By: Pooja Shrivastava
A REFUGEE, who arrived in Britain after Ugandan dictator Idi Amin expelled Asians from that country, has revealed how the UK gave him and his family a new life.
Mukund Nathwani, came to England in 1972 from Uganda at the age of 23.
“We were emotionally very disturbed people when we came here because we had to leave Uganda and save our lives. Luckily, the people in this country were very kind and the British government helped us find jobs and eventually we settled down,” the 72-year-old, who now lives in Birmingham, told Eastern Eye.
Nathwani was among the seven refugees, each representing one of the past seven decades, who came together recently to recreate the iconic photograph of the original signing of the 1951 UN Refugee Convention to mark its seventieth anniversary on Wednesday (28).
The convention formalised the rights of refugees under international law in England implying it was a legal duty to protect those fleeing persecution and serious harm in other countries.
With four brothers and three sisters and additional extended family members, Nathwani told how he had almost no financial support or capital when he moved to the UK. His grandparents had left India for Uganda, where he was born and brought up until the expulsion.
Upon arrival in the UK, Nathwani recalled being sent to a refugee camp where he received “a friendly welcome and respect for his vegetarian diet”.
“This country, that is the only capital we had, we had nothing else left. So we had to work really hard for the first 10 years to have our capital,” Nathwani told Eastern Eye, adding that he ran a series of successful shops and wholesale businesses until he retired.
“We don’t need government handouts. We are hardworking people. All we needed was an opportunity and a safe place for our family and we got that in the UK,” he said.
Nathwani explained how the UK supported people like him.
“When we were asked to get out of Uganda, a lot of people had Indian passports, but the Indian government did not give them as much assistance as we got in this country,” he claimed.

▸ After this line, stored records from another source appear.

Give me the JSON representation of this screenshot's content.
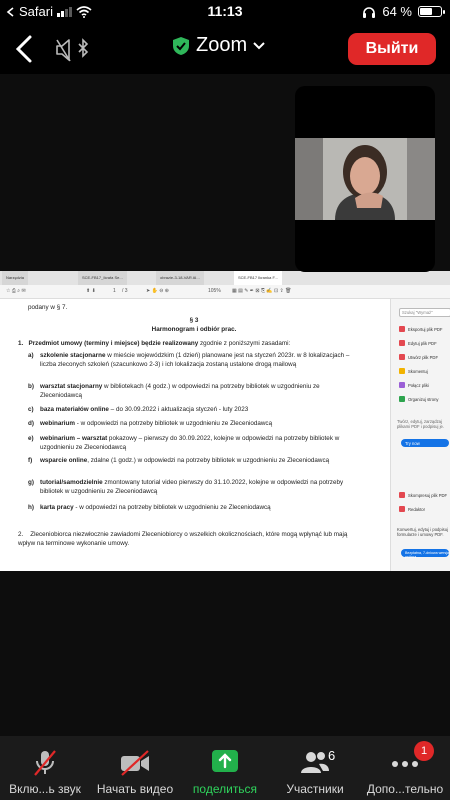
{
  "status_bar": {
    "carrier": "Safari",
    "time": "11:13",
    "battery": "64 %",
    "battery_level": 0.64
  },
  "header": {
    "title": "Zoom",
    "leave_label": "Выйти",
    "colors": {
      "leave": "#e02828",
      "shield": "#2fb75a"
    }
  },
  "shared_document": {
    "tab_labels": [
      "Narzędzia",
      "SCE-FB17_Ikrafa Se...",
      "obrazie-3-18-VAR AI...",
      "SCE-FB17 Ikranka F..."
    ],
    "page_number": "1",
    "page_total": "/ 3",
    "zoom": "105%",
    "top_line": "podany w § 7.",
    "section": "§ 3",
    "section_title": "Harmonogram i odbiór prac.",
    "point1_number": "1.",
    "point1_bold": "Przedmiot umowy (terminy i miejsce) będzie realizowany",
    "point1_text": " zgodnie z poniższymi zasadami:",
    "items": [
      {
        "letter": "a)",
        "bold": "szkolenie stacjonarne",
        "text": " w mieście wojewódzkim (1 dzień) planowane jest na styczeń 2023r. w 8 lokalizacjach – liczba zleconych szkoleń (szacunkowo 2-3) i ich lokalizacja zostaną ustalone drogą mailową"
      },
      {
        "letter": "b)",
        "bold": "warsztat stacjonarny",
        "text": " w bibliotekach (4 godz.)     w odpowiedzi na potrzeby bibliotek w uzgodnieniu ze Zleceniodawcą"
      },
      {
        "letter": "c)",
        "bold": "baza materiałów online",
        "text": " – do 30.09.2022 i aktualizacja  styczeń - luty 2023"
      },
      {
        "letter": "d)",
        "bold": "webinarium",
        "text": "  - w odpowiedzi na potrzeby bibliotek w uzgodnieniu ze Zleceniodawcą"
      },
      {
        "letter": "e)",
        "bold": "webinarium – warsztat",
        "text": " pokazowy – pierwszy do 30.09.2022, kolejne w odpowiedzi na potrzeby bibliotek w uzgodnieniu ze Zleceniodawcą"
      },
      {
        "letter": "f)",
        "bold": "wsparcie online",
        "text": ", zdalne (1 godz.)    w odpowiedzi na potrzeby bibliotek w uzgodnieniu ze Zleceniodawcą"
      },
      {
        "letter": "g)",
        "bold": "tutorial/samodzielnie",
        "text": " zmontowany tutorial video  pierwszy do 31.10.2022, kolejne w odpowiedzi na potrzeby bibliotek w uzgodnieniu ze Zleceniodawcą"
      },
      {
        "letter": "h)",
        "bold": "karta pracy",
        "text": " - w odpowiedzi na potrzeby bibliotek w uzgodnieniu ze Zleceniodawcą"
      }
    ],
    "point2_number": "2.",
    "point2_text": "Zleceniobiorca niezwłocznie zawiadomi Zleceniobiorcy o wszelkich okolicznościach, które mogą wpłynąć lub mają wpływ na terminowe wykonanie umowy.",
    "side_panel": {
      "search_placeholder": "Szukaj \"Wymaż\"",
      "tools": [
        {
          "label": "Eksportuj plik PDF",
          "color": "#e34850"
        },
        {
          "label": "Edytuj plik PDF",
          "color": "#e34850"
        },
        {
          "label": "Utwórz plik PDF",
          "color": "#e34850"
        },
        {
          "label": "Skomentuj",
          "color": "#f2b300"
        },
        {
          "label": "Połącz pliki",
          "color": "#9b5fd6"
        },
        {
          "label": "Organizuj strony",
          "color": "#2da44e"
        }
      ],
      "promo_text": "Twórz, edytuj, zarządzaj plikami PDF i podpisuj je.",
      "promo_button": "Try now",
      "tools2": [
        {
          "label": "Skompresuj plik PDF",
          "color": "#e34850"
        },
        {
          "label": "Redaktor",
          "color": "#e34850"
        }
      ],
      "promo2_text": "Konwertuj, edytuj i podpisuj formularze i umowy PDF.",
      "promo2_button": "Bezpłatna, 7-dniowa wersja próbna"
    }
  },
  "toolbar": {
    "mute_label": "Вклю...ь звук",
    "video_label": "Начать видео",
    "share_label": "поделиться",
    "participants_label": "Участники",
    "participants_count": "6",
    "more_label": "Допо...тельно",
    "more_badge": "1",
    "colors": {
      "share": "#22b04b",
      "share_label": "#2fd35c",
      "badge": "#e02828",
      "strike": "#e02828"
    }
  }
}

In the UK, the Nationality and Borders Bill is currently going through Parliament and was debated for the first time last week. If passed, it would mean that thousands of vulnerable people who would currently be accepted as refugees will no longer be given safety in the UK due to the method of their arrival. Some could be criminalised and put in prison for up to four years.
Nathwani said he saw no reason for changes to the way the UK processes applications by refugees and asylum seekers.
“The whole ethos, or thinking about refugees, changed after the UK signed the UN convention. Thanks to this, the UK was aware of its duty as a protector of asylum seekers,” he said.
“They were trying to help us as much as they could. I suppose this convention has worked so well for so many refugees like us.”
The campaign coalition, Together With Refugees, is calling for a fair and humane approach to the UK’s refugee system that allows people to have a fair and efficient hearing for their claim for protection; ensures people can live in dignity in communities while they wait to find out if they will be granted protection; enables refugees to rebuild their lives and make valuable contributions to their communities.
However, Nathwani acknowledged some people tend to take “undue advantage” of England’s stance on refugees.
“What’s happening is people who are not true refugees, they too are trying to come to this country, due to which, unfortunately, the genuine ones who really need asylum sometimes don’t get an opportunity because of some other people taking advantage. So this is where the filtering system should come or something should be done,” Nathwani said. “At the same time, refugees should not be forgotten,” he said.
Identifying himself as a “proud British Indian”, Nathwani said he still feels connected to India. He often visits the country and spends time with his family in Gujarat. He has penned his memories in a book that has about 2,000 pictures, the oldest ones showing his grandfather’s initial days in Uganda from the early 20th century.
“Given an opportunity we can be successful, as we are very hardworking,” Nathwani said.